EU pays journalists to get coverage.
The International Herald Tribune has revealed that the European Parliament has for years been paying subsidies to journalists to encourage them to make the monthly trip to Strasbourg to cover parliamentary debates. The funding for journalists can include payment of a first-class round-trip train ticket or an economy-class plane ticket to Strasbourg from any of the 25 EU countries and a daily stipend of 100 euros to cover hotel, food and entertainment over two days. About 60 journalists from across the bloc are invited to Strasbourg each month under the programme. One broadcaster said, "The parliamentary sessions are stultifyingly dull, so the Parliament does whatever it can to make it easier for us to work here, including paying for our journeys and providing plush facilities. I would never get my Parliament reports on the air if the Parliament wasn't paying for it."

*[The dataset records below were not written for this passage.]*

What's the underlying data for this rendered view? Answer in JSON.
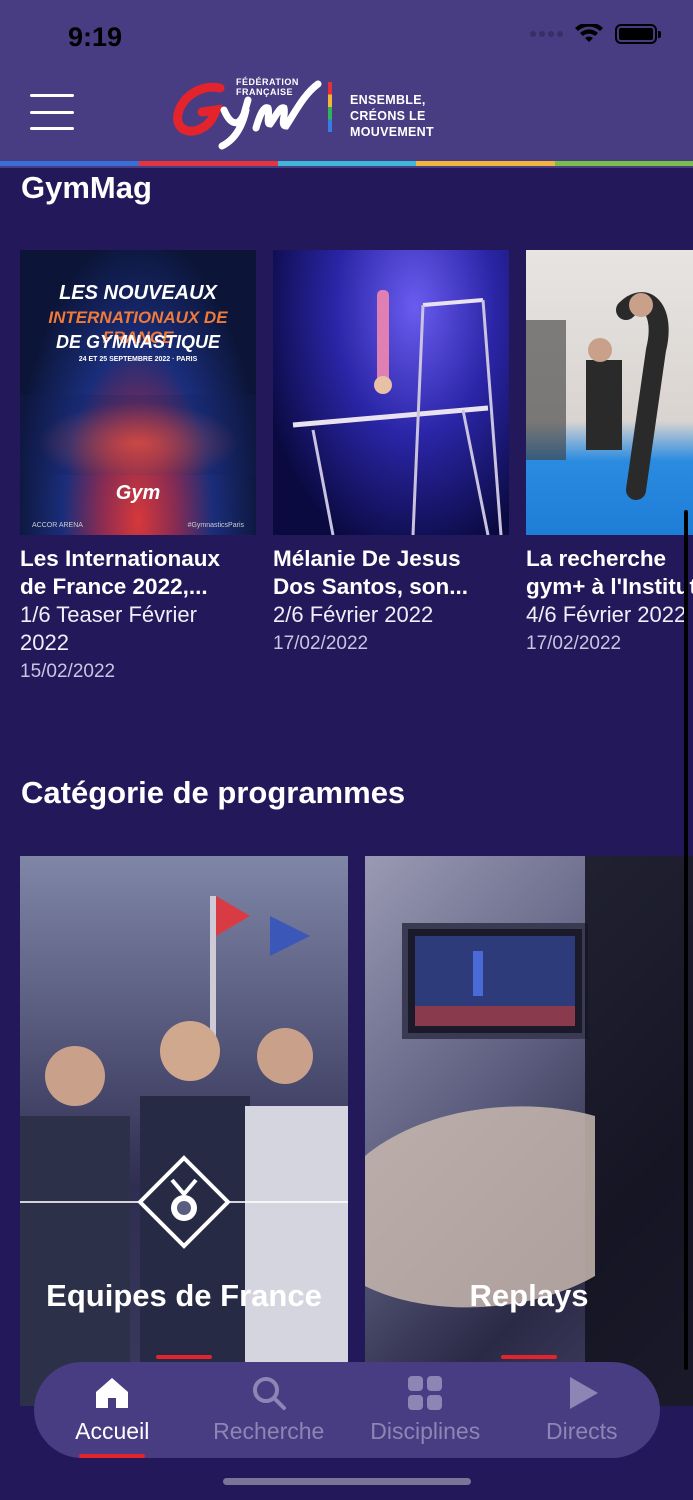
{
  "status": {
    "time": "9:19"
  },
  "header": {
    "logo_federation": "FÉDÉRATION FRANÇAISE",
    "logo_tagline_line1": "ENSEMBLE,",
    "logo_tagline_line2": "CRÉONS LE MOUVEMENT"
  },
  "gymmag": {
    "title": "GymMag",
    "cards": [
      {
        "title": "Les Internationaux de France 2022,...",
        "title_line1": "Les Internationaux",
        "title_line2": "de France 2022,...",
        "subtitle_line1": "1/6 Teaser Février",
        "subtitle_line2": "2022",
        "date": "15/02/2022",
        "poster_line1": "LES NOUVEAUX",
        "poster_line2": "INTERNATIONAUX DE FRANCE",
        "poster_line3": "DE GYMNASTIQUE",
        "poster_dates": "24 ET 25 SEPTEMBRE 2022 · PARIS",
        "poster_footer_left": "ACCOR ARENA",
        "poster_footer_right": "#GymnasticsParis"
      },
      {
        "title_line1": "Mélanie De Jesus",
        "title_line2": "Dos Santos, son...",
        "subtitle_line1": "2/6 Février 2022",
        "date": "17/02/2022"
      },
      {
        "title_line1": "La recherche",
        "title_line2": "gym+ à l'Institut",
        "subtitle_line1": "4/6 Février 2022",
        "date": "17/02/2022"
      }
    ]
  },
  "categories": {
    "title": "Catégorie de programmes",
    "items": [
      {
        "label": "Equipes de France"
      },
      {
        "label": "Replays"
      }
    ]
  },
  "tabbar": {
    "items": [
      {
        "label": "Accueil",
        "icon": "home-icon",
        "active": true
      },
      {
        "label": "Recherche",
        "icon": "search-icon",
        "active": false
      },
      {
        "label": "Disciplines",
        "icon": "grid-icon",
        "active": false
      },
      {
        "label": "Directs",
        "icon": "play-icon",
        "active": false
      }
    ]
  },
  "colors": {
    "background": "#23195a",
    "header": "#483c82",
    "accent_red": "#e3242d"
  }
}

Another broadcaster told the IHT that perks such as these had prompted journalists to refuse requests by editors to write stories on members' privileges and travel expenses at the Parliament. "How can I expose such perks when I myself am benefiting from them?" the journalist asked. It is not just the European Parliament which lavishes gifts on journalists. In February, Austria, the current holder of the EU's presidency, invited 62 Brussels-based journalists to Vienna, paying for their lodgings in a lavish Hilton hotel and hosting a complimentary dinner in an 18th-century baroque castle where a soprano sang Strauss operettas - all on the tab of the Austrian government. Nicola Donig, spokesman for the Austrian Presidency said, "It was a worthwhile investment." (5 April)